We can assist with a number of issues, from helping you navigate the legal process in an abusive situation while staying sage, especially with partner abuse and children, to dealing with the police and criminal charges. Contact us today to find out more about how we can assist you.
What is abuse?
Partner abuse happens when your partner tries to control you, or make you afraid of them. Abuse can happen in any relationship, and is also called "domestic violence" or "family violence".
Abuse can take different forms, and can be physical, sexual, emotional, or financial. Neglect is also a form of abuse. Your partner neglects you if they do not provide what you need to survive, such as food, clothing, medical care, or shelter.
Partner abuse usually happens in a pattern, which is sometimes called a “cycle of violence“. There might be times where there is no abuse and you feel happy with your partner while at other times, you might feel tense and nervous around your partner. However, eventually there is another abusive event, for example, your partner hitting you or yelling at you. After this happens, things might settle down or your partner might promise never to be abusive again. They might try to make you forget what happened by being nice to you or buying you a gift. Even if things get better for awhile, the abuse will usually start again. Even if you do not want to end the relationship, it is important to take steps to help keep you and your children safe.
Our work focuses on legal assistance for victims of domestic violence and abuse, and we collaborate with a number of women's shelters to assist clients with legal representation in a way that is safe and responsive in order to resolve the situation as quickly as possible. Contact us today to find out how we can assist you.
Abusive relationships and the court process
Partner abuse can affect your family law issues in many important ways:
It can make it difficult to talk with your partner safely and fairly when trying to resolve family law issues.
It can affect the process you choose to use to resolve your issues, for example, whether you choose to try an out of court option with a family law professional, or to go to court.
It can affect how your issues are resolved. For instance, you and your partner can agree on what happens, or a family court judge or family arbitrator can decide what happens. A history of financial abuse may affect how the children's expenses are paid.

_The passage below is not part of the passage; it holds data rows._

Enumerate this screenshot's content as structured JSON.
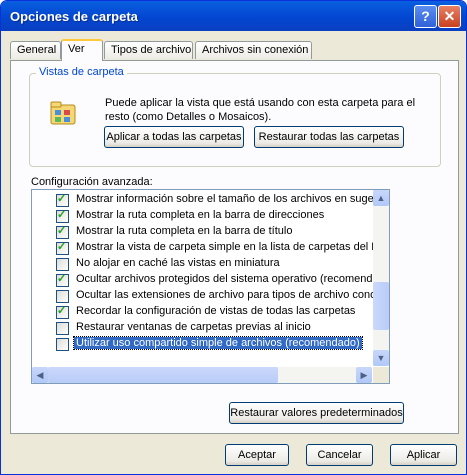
{
  "window": {
    "title": "Opciones de carpeta"
  },
  "tabs": [
    "General",
    "Ver",
    "Tipos de archivo",
    "Archivos sin conexión"
  ],
  "views": {
    "legend": "Vistas de carpeta",
    "description": "Puede aplicar la vista que está usando con esta carpeta para el resto (como Detalles o Mosaicos).",
    "apply_all": "Aplicar a todas las carpetas",
    "reset_all": "Restaurar todas las carpetas"
  },
  "advanced": {
    "label": "Configuración avanzada:",
    "items": [
      {
        "text": "Mostrar información sobre el tamaño de los archivos en sugerencia",
        "checked": true
      },
      {
        "text": "Mostrar la ruta completa en la barra de direcciones",
        "checked": true
      },
      {
        "text": "Mostrar la ruta completa en la barra de título",
        "checked": true
      },
      {
        "text": "Mostrar la vista de carpeta simple en la lista de carpetas del Explor",
        "checked": true
      },
      {
        "text": "No alojar en caché las vistas en miniatura",
        "checked": false
      },
      {
        "text": "Ocultar archivos protegidos del sistema operativo (recomendado)",
        "checked": true
      },
      {
        "text": "Ocultar las extensiones de archivo para tipos de archivo conocido",
        "checked": false
      },
      {
        "text": "Recordar la configuración de vistas de todas las carpetas",
        "checked": true
      },
      {
        "text": "Restaurar ventanas de carpetas previas al inicio",
        "checked": false
      },
      {
        "text": "Utilizar uso compartido simple de archivos (recomendado)",
        "checked": false,
        "selected": true
      }
    ]
  },
  "restore_defaults": "Restaurar valores predeterminados",
  "footer": {
    "ok": "Aceptar",
    "cancel": "Cancelar",
    "apply": "Aplicar"
  }
}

It can affect the type of evidence you have to give to explain your safety concerns.
Further, if you or your partner are not Canadian citizens, it may complicate your situation. We can help connect you with an immigration lawyer who can advise you regarding how your legal status in Canada may be affected by leaving an abusive relationship.
Partner abuse cases can also be complicated if your partner is charged with a crime related to their abuse. Contact us today to find out more about how we can assist you.
What happens if your abusive partner is charged with a crime
If you or someone else calls the police about your partner's abuse, the police decide what happens. You do not decide.
If the police think that there are “reasonable grounds” to believe that someone committed a crime, they must charge that person with a crime.
If your partner is charged, the police should help you find services for victims of crime so you can get some support after the police leave. The police will probably take your partner to the police station.
Your partner might be released by the police or the court. They will usually have to follow certain conditions. These conditions are the rules your partner must follow after being released by the police or the court.
It might take a long time before the criminal court process is completed. Someone from the Victim/Witness Assistance Program at the criminal court should stay in touch with you to keep you updated.
Staying safe after an abusive relationship and during court proceedings
It is important to take the right steps to ensure you stay safe after leaving an abusive relationship and during the course of legal proceedings. You might be able to talk to your partner to make an agreement about when, where, and how they may contact you or your children. However, if you feel unsafe or uncomfortable, you do not have to talk to your partner directly. You can have a lawyer or someone else talk to your partner for you. This could be a friend, family member, or religious advisor. You might need to make changes to your life to limit your partner's contact with you. For example, you can:
change your telephone number and email address
change your routines, like the time you leave for work or when you usually get groceries
If these changes do not keep your partner away from you, you might be able to:
talk to the police about bringing criminal charges against your partner
get a restraining order from the family court
get a peace bond from the criminal court
Each of these options protects you in different ways. The one that is best for you depends on your situation.
We work with victims of abuse and are trained to recognize risks faced by victims of abuse especially during court proceedings. We have policies in place to safeguard the wellbeing of out clients, especially those who have been the victims of abuse. Some examples of our policies include contact through a safe medium such as a telephone number or email the abuser does not have access to, availability after hours for emergencies, corresponding with women's shelters for ease of communication and filling out court paperwork, working with family service workers and interpreters, and making motions on an urgent basis when needed. Contact us to find out more about how we can assist you.